Where in the data does the word "this" appear? Find those lines and copy them.

___ Records shown

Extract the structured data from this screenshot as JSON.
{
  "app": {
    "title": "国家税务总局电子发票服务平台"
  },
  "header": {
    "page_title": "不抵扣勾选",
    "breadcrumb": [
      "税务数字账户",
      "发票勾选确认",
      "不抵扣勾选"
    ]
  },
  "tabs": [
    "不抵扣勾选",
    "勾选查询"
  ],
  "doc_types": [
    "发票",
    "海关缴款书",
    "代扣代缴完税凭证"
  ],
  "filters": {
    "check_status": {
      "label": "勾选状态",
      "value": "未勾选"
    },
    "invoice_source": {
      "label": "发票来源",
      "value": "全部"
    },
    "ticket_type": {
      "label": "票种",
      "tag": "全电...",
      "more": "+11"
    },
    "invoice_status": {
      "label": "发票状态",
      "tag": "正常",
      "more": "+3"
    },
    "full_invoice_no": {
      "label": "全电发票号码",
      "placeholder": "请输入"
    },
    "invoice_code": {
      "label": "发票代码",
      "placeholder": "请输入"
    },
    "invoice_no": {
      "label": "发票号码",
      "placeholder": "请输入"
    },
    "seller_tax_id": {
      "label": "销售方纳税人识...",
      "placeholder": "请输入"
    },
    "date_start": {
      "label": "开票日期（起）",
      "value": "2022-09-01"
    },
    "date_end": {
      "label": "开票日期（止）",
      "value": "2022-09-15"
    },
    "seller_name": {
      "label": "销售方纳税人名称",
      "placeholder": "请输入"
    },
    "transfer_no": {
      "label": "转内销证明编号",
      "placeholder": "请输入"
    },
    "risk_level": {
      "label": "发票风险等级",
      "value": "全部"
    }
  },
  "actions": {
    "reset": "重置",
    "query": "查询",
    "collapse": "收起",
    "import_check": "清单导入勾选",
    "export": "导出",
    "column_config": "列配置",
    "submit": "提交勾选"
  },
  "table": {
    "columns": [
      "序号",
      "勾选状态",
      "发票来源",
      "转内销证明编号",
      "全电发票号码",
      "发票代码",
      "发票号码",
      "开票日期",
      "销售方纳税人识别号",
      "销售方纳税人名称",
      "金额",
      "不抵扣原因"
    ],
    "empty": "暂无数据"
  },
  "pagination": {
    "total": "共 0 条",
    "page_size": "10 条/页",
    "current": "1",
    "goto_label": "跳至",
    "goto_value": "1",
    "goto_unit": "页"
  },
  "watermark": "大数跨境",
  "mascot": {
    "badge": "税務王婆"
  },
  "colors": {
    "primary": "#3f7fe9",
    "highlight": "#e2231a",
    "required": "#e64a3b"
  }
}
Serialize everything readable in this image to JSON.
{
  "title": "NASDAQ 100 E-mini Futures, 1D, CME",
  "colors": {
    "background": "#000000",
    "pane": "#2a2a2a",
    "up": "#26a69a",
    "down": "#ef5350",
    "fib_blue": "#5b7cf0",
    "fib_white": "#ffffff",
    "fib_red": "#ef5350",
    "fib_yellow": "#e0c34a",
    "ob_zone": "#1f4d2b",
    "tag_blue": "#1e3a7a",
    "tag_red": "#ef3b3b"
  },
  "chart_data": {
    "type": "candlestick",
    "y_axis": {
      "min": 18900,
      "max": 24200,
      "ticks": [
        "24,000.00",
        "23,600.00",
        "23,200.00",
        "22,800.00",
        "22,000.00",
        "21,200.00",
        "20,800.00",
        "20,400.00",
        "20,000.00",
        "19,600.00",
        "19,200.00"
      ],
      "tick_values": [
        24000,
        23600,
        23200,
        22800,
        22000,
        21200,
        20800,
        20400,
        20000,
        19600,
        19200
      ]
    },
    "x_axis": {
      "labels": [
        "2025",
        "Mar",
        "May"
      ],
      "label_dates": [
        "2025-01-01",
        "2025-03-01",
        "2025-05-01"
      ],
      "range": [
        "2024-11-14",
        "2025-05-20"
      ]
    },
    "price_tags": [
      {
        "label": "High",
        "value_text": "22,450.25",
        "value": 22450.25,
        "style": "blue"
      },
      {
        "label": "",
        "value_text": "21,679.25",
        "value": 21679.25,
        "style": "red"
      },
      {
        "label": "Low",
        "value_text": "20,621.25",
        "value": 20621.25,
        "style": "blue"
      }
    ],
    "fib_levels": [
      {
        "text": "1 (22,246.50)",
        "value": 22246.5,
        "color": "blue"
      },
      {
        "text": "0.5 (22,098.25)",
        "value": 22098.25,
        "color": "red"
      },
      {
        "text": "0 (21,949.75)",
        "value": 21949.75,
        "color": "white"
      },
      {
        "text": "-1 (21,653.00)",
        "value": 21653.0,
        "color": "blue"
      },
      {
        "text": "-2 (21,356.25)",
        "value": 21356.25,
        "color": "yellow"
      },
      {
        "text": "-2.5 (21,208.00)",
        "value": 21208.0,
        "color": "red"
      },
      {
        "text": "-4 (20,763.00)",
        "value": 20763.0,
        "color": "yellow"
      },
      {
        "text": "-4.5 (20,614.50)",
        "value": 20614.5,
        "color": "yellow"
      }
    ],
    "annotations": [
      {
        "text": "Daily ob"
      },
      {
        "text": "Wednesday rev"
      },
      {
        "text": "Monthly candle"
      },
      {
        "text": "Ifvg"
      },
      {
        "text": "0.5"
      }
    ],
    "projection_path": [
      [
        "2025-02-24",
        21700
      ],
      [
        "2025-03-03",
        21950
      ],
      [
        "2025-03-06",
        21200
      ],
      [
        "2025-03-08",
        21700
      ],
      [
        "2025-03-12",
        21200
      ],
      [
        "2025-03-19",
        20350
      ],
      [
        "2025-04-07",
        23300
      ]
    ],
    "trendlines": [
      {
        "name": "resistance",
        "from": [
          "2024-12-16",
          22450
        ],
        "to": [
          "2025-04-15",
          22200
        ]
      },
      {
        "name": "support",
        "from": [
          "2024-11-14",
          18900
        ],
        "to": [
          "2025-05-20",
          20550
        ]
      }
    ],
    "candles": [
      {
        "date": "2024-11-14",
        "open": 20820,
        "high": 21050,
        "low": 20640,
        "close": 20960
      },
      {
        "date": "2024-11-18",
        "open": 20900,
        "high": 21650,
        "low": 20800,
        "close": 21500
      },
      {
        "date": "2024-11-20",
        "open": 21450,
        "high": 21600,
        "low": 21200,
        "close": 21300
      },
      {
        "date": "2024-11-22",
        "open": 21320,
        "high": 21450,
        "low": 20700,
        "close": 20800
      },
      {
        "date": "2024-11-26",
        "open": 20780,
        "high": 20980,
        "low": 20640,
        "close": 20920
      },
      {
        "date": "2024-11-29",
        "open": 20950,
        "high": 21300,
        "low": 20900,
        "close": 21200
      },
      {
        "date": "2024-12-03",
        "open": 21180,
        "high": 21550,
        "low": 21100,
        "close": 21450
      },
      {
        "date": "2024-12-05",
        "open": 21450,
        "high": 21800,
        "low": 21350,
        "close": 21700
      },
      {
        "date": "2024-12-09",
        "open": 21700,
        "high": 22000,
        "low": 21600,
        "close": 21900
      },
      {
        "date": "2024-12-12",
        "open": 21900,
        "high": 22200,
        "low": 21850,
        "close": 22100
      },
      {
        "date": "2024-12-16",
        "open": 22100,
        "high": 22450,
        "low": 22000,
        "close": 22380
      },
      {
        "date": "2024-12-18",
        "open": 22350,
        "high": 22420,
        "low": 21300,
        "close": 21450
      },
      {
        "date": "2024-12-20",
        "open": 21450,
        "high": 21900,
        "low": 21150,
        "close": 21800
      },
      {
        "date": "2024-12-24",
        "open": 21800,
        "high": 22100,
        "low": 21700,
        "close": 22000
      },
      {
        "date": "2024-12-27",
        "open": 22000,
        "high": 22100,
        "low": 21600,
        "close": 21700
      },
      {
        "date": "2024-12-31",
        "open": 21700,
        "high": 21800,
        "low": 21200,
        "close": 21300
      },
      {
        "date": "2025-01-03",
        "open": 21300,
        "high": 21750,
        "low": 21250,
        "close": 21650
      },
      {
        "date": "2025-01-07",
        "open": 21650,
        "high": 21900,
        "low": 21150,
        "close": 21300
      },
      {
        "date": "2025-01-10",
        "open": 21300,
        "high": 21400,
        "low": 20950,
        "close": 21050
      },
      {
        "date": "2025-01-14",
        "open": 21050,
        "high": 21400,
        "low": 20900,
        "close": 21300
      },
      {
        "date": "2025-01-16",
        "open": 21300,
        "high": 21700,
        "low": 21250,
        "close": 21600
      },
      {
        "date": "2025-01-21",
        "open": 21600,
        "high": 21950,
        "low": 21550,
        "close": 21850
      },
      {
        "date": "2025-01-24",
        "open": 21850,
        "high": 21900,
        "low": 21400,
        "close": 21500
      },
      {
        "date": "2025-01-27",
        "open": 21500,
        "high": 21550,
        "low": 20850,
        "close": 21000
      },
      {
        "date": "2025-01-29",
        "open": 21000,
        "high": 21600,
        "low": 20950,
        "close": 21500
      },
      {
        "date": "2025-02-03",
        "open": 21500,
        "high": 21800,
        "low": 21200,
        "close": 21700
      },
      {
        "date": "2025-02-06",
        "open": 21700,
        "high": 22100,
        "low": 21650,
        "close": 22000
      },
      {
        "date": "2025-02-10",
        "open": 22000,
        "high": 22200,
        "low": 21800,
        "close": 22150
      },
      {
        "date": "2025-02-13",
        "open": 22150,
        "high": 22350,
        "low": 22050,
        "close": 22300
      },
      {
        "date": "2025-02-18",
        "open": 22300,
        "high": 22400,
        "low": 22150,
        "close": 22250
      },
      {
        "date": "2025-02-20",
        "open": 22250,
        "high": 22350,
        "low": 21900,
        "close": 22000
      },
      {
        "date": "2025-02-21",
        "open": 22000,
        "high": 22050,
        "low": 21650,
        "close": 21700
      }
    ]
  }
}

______

### Task output
Extract the structured data from this screenshot as JSON.
Serialize everything readable in this image to JSON.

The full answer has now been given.